Movement is good for the BODY. Being inactive may make you more vulnerable to losing your independence. “If you don’t use it, you lose it,” as the adage goes. Regular physical activity does more than keep you limber. It also helps you manage other ailments.
Movement lowers the chances of heart disease and nerve damage while also lowering your blood pressure and blood sugar levels. Another advantage is that physical activity aids in weight management helps maintain or build muscle, and helps reduce body fat, all of which allow you to become stronger and more capable of moving around without falling. It can also help you sleep better. Yet, the benefits of daily movement go beyond our physical bodies. I’m going to explain how exercise is also beneficial for the mind and soul.
Movement is good for the MIND. Movement is good for your body and mind as it can help you feel better by lowering anxiety and depression symptoms. Moving regularly aids in stress reduction and helps improve your concentration. It is the simplest and most effective way to improve concentration, motivation, memory, and mood by quickly releasing happy chemicals in your brain as these affect focus and attention.
Movement is good for the SOUL. The social advantages of moving help people form ties with new friends and feel less lonely by connecting with new people. It is easier to maintain consistency and add accountability for yourself and others when you exercise together at the pool or group movement programs.
Staying active will help you maintain your strength and stamina so you can get through your daily tasks. The good news is that physical activity and exercise need not be strenuous to be beneficial to your body. Start with 5–10 minutes and gradually increase to 30 minutes per day. Whether you walk around the block or walk in-place, you can meet your daily target. Lift your legs up and down, like marching in place, if you cannot walk.
Before beginning any physical activity, see your doctor. When you’ve received permission to begin, start slowly to minimize hurting yourself and choose something you enjoy doing so you’ll look forward to it. Don’t overdo it or do too much too soon to avoid burnout or injury. And write down your goal; people who write down their goals have a 42% better chance of succeeding than those who do not.
There is no time like the present time to begin moving your body. Take your time and enjoy how good it makes your body, mind, and soul feel. Staying consistent with your friends will help you achieve your goal.
Some things to get you started:

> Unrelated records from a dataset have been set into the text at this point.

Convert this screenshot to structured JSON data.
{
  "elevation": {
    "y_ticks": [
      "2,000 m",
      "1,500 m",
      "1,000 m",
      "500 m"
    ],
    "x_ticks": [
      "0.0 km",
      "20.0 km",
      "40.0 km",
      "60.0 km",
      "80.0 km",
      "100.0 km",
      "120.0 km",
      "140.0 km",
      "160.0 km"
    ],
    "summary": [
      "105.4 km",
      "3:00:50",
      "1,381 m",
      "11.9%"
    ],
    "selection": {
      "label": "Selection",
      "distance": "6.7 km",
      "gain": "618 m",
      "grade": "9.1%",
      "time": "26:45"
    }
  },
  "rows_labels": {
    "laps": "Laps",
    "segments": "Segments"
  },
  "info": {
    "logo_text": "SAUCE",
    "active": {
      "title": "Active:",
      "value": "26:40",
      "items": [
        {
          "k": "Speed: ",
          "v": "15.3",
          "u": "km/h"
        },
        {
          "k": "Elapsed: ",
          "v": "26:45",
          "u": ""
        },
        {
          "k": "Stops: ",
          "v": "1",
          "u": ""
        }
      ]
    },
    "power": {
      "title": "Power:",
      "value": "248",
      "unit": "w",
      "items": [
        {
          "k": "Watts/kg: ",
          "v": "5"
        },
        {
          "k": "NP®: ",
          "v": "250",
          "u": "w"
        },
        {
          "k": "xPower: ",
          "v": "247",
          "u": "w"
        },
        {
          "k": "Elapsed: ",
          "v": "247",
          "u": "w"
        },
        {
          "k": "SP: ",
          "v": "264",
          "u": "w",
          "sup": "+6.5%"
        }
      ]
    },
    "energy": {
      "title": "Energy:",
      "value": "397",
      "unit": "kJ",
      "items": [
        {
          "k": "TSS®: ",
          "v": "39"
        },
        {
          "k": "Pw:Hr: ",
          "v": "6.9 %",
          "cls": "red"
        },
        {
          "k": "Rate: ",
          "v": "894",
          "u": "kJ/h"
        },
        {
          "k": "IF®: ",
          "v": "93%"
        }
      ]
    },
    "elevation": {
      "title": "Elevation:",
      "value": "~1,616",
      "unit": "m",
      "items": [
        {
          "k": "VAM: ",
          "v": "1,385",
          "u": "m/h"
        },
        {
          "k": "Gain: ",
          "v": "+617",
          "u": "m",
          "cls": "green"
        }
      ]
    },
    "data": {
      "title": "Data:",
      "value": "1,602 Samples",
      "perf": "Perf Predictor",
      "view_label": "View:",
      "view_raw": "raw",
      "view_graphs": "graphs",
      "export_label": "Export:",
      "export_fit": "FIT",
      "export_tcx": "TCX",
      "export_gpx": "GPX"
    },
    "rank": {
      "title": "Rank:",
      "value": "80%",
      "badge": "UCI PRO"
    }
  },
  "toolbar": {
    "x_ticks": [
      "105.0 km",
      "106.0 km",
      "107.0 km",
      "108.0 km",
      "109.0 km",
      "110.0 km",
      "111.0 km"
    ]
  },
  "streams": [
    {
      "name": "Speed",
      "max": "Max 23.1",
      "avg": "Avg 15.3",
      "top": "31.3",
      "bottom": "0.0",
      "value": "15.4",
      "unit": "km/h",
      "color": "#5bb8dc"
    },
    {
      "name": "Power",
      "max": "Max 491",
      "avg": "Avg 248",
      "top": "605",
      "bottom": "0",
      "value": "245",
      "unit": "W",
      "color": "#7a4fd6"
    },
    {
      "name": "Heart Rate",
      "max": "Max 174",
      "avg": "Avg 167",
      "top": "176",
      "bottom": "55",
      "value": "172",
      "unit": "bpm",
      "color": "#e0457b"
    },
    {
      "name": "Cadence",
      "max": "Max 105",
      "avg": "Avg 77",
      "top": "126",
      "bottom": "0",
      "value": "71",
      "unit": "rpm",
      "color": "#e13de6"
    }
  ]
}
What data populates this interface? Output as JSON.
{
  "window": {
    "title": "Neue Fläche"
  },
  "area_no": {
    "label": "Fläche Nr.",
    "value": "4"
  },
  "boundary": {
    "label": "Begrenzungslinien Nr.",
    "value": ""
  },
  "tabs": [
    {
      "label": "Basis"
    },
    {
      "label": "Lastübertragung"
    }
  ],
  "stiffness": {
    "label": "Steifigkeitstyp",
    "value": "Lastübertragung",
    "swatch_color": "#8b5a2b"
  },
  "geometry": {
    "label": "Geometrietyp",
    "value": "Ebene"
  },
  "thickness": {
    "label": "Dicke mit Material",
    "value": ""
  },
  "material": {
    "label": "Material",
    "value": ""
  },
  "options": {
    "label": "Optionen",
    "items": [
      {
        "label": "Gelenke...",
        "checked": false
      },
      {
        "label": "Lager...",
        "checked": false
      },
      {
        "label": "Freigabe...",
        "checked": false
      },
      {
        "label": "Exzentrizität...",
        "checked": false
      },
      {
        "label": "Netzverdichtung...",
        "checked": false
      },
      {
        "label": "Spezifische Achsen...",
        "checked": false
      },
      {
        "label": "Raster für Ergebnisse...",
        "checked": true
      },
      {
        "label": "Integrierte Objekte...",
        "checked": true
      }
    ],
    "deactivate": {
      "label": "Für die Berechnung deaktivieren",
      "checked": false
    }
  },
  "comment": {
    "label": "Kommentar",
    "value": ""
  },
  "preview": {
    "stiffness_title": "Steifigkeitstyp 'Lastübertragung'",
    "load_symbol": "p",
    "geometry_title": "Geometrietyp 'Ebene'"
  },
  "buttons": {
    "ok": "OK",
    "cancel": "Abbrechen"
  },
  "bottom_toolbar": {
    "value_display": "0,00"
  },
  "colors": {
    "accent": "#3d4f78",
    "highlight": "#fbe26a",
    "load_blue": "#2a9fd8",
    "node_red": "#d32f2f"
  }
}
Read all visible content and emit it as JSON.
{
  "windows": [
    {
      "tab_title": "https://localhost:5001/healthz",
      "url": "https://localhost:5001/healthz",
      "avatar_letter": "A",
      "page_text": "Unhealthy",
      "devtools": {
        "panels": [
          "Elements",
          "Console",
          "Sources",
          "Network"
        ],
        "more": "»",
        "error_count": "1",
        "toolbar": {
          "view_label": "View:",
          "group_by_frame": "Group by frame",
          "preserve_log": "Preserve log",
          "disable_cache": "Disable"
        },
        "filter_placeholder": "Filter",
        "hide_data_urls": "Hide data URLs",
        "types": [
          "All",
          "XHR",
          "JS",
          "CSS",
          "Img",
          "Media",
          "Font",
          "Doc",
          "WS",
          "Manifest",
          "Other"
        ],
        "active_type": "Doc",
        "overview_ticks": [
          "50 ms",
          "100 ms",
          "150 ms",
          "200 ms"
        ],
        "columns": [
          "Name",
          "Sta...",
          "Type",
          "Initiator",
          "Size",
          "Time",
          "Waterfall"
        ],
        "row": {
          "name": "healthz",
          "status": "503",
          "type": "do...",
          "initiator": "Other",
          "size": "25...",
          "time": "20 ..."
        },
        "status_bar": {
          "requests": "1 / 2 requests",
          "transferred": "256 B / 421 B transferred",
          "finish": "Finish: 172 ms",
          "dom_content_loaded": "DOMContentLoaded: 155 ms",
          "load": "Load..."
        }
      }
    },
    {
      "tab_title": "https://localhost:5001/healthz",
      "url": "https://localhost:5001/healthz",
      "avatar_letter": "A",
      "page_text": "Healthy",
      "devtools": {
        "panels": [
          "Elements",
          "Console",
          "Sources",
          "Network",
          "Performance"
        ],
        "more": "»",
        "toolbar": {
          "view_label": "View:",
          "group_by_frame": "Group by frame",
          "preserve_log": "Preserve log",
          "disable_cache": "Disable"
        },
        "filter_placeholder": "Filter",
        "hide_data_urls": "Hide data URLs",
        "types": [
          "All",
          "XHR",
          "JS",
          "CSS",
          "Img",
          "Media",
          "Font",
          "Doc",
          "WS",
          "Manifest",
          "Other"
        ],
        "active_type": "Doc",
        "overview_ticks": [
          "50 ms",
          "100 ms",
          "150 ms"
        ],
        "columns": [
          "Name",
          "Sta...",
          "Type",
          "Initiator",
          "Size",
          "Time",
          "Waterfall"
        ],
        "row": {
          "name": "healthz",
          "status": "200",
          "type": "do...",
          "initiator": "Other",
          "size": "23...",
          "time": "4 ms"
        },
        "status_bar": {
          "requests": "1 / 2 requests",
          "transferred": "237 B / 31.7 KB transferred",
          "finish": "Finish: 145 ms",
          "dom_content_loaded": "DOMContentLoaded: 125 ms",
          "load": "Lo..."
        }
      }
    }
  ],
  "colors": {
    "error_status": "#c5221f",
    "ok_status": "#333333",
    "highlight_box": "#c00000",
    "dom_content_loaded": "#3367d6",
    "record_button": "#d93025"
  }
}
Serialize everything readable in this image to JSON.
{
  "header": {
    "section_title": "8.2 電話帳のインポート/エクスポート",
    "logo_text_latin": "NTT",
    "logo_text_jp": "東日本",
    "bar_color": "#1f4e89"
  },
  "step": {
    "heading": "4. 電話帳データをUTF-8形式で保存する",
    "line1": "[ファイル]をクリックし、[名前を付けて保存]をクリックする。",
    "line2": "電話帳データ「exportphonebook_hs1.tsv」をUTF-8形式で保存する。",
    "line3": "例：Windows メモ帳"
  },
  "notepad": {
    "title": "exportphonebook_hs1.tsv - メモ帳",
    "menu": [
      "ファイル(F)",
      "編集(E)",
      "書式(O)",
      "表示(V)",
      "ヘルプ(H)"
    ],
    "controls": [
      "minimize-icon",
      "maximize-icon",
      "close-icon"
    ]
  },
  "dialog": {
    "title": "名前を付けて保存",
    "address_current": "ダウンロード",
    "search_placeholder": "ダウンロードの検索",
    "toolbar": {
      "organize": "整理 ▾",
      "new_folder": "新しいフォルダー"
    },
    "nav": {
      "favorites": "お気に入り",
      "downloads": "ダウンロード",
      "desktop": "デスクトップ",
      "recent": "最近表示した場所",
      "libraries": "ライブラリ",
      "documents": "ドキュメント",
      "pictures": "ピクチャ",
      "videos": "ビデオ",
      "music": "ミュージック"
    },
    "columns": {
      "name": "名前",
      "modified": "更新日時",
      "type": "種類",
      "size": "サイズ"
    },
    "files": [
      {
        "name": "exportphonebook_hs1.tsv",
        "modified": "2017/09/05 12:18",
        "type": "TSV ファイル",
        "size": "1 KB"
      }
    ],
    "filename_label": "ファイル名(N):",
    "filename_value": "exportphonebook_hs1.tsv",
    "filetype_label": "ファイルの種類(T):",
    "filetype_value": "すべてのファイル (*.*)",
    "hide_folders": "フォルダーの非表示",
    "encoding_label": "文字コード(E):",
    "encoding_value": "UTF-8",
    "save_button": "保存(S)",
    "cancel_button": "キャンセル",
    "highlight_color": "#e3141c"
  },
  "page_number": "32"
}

YouTube video: 10 Best Seated Stretches & Exercises for Seniors and Office Workers.
Order a free copy of the book ‘Get Fit for Life’:
Download the PDF of the book ‘Get Fit for Life’:
 Olson, R., Piercy, K., Troiano, R., Ballard, R., Fulton, J., Galuska, D., … Olscamp, K. (2018). Physical activity guidelines (2nd ed.). U.S. Department of Health and Human Services.
 Anxiety and Depression Association of America (ADAA). (2019). Physical activity reduces stress.
 National Institute on Aging. (2020). Get fit for life (NIH Publication No. 20-AG-8135). U.S. Department of Health and Human Services, National Institutes of Health.
 Centers for Disease Control and Prevention (CDC). (2021). How much physical activity do older adults need?
 Grant, M. (2017, June 5). The argument for writing down your goals. Bustle.